■ Data excerpts ■
-------------------------

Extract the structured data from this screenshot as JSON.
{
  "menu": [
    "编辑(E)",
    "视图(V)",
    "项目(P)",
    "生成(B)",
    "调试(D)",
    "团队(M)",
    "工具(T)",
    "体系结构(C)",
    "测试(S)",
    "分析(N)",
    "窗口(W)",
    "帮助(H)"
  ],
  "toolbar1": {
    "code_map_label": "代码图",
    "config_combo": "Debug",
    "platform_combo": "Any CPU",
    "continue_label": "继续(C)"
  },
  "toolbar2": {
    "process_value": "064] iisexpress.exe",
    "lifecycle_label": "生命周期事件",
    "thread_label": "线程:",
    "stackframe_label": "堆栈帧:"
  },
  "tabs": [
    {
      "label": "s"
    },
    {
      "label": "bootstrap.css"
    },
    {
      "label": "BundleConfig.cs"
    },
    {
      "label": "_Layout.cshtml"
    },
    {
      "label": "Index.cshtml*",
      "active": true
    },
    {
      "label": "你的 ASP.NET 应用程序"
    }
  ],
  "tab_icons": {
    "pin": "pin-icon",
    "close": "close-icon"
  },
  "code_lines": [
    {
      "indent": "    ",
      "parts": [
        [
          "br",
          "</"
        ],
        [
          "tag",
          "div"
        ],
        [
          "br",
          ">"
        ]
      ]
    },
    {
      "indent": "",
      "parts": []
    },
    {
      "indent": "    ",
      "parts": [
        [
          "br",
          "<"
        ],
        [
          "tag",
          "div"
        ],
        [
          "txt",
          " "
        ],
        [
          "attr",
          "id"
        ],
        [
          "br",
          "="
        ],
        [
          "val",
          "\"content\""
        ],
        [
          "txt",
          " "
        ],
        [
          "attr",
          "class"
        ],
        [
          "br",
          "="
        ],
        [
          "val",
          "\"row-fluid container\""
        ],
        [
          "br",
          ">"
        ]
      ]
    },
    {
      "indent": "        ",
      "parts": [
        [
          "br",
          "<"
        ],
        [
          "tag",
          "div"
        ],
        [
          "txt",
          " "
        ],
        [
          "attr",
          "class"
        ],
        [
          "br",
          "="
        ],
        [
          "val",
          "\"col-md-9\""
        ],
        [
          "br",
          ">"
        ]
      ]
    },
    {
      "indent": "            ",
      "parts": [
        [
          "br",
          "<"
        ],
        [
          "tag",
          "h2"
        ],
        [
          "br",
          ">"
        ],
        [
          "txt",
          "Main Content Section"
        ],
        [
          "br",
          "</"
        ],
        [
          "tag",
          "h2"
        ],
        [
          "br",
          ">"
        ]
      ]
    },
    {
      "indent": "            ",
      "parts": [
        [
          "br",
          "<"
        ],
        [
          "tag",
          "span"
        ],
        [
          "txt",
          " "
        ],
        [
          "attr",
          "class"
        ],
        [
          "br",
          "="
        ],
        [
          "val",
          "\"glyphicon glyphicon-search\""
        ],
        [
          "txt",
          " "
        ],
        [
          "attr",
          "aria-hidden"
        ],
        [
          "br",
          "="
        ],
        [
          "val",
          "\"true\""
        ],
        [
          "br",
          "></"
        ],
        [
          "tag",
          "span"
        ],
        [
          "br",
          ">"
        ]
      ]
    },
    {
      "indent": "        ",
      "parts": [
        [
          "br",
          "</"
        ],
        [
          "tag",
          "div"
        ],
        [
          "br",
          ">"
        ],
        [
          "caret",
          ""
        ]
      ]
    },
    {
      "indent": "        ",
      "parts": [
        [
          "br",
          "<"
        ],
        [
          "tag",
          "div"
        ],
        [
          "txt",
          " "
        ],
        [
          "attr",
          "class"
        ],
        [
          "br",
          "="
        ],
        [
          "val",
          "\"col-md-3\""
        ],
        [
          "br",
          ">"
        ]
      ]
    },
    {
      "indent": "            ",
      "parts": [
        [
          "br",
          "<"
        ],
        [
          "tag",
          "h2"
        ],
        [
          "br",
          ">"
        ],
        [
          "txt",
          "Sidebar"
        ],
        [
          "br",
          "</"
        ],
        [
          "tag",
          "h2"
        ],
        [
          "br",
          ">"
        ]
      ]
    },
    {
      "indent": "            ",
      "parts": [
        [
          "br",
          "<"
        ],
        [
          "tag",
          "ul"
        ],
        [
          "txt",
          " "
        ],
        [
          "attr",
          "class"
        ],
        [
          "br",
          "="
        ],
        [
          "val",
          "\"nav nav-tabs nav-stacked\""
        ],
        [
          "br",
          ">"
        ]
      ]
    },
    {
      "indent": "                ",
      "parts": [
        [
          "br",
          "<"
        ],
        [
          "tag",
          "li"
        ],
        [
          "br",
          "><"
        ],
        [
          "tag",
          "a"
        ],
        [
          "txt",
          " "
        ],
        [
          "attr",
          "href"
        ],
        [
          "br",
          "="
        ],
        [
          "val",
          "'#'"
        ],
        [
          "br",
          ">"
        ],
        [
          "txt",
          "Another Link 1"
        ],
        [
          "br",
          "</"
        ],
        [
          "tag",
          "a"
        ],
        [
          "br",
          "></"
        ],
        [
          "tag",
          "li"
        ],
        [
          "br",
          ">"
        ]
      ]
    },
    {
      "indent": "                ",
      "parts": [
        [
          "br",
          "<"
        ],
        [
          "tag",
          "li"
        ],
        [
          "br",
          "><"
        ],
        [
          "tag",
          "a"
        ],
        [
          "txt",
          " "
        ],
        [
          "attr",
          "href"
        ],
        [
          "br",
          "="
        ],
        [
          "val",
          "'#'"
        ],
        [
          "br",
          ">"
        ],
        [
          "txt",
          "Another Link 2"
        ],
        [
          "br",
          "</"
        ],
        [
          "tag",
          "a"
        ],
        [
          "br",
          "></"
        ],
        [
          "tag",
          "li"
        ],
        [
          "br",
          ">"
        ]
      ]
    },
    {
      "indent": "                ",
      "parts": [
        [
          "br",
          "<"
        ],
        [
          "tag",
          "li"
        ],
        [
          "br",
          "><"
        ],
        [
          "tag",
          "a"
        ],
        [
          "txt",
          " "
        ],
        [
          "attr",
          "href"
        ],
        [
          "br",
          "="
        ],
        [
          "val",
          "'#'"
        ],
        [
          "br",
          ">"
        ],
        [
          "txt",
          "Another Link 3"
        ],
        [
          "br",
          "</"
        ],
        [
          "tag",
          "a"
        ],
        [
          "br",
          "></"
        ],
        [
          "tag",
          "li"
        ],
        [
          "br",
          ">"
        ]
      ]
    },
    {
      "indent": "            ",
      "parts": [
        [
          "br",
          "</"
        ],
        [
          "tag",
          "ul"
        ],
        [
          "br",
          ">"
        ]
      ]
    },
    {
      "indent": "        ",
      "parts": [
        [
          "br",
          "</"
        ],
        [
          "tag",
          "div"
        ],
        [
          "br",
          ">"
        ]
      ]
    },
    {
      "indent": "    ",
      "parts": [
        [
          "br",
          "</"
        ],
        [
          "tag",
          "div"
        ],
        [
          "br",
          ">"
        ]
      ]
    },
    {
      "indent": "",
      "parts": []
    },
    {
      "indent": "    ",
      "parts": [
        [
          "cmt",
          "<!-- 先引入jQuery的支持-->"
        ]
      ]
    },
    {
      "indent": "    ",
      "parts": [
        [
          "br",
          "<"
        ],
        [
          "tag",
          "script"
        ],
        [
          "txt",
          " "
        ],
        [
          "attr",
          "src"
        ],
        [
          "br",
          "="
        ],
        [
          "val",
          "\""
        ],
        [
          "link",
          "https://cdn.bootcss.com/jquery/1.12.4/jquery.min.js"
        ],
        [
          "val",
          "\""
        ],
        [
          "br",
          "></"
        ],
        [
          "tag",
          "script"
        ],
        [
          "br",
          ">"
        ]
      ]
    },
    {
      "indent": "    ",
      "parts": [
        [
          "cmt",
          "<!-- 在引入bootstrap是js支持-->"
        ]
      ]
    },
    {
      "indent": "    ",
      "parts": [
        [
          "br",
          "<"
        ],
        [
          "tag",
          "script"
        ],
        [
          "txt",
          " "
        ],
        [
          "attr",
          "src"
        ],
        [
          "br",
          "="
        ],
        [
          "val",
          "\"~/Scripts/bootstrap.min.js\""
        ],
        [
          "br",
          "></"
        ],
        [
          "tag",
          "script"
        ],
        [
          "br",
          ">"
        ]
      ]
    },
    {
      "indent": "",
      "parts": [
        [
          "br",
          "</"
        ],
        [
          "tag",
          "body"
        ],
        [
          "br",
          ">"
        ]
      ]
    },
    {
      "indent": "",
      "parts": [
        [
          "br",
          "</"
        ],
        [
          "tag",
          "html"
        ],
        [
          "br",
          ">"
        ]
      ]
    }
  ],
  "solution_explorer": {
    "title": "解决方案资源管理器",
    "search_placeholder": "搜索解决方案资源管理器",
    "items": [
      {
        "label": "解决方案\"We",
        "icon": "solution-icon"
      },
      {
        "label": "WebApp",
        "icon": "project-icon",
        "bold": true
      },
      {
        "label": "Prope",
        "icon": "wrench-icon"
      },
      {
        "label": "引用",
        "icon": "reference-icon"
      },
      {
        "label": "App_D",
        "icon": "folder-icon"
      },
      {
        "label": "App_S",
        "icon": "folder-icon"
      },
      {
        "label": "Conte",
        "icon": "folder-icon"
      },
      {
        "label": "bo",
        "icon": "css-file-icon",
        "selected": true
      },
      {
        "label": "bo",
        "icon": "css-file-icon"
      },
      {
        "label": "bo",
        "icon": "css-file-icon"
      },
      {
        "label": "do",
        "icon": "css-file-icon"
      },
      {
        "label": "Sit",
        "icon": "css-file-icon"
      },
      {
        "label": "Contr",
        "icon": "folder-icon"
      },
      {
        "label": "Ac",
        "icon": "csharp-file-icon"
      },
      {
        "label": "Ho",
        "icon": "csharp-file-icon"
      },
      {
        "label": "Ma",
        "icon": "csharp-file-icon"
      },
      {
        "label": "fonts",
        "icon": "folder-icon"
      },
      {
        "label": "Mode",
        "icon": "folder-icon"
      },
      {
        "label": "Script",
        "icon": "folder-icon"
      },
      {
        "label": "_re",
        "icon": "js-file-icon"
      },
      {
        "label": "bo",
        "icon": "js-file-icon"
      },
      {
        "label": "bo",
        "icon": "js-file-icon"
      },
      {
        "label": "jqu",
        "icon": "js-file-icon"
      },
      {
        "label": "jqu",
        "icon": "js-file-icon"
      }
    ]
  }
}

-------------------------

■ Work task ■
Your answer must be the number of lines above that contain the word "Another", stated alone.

■ Written response ■
3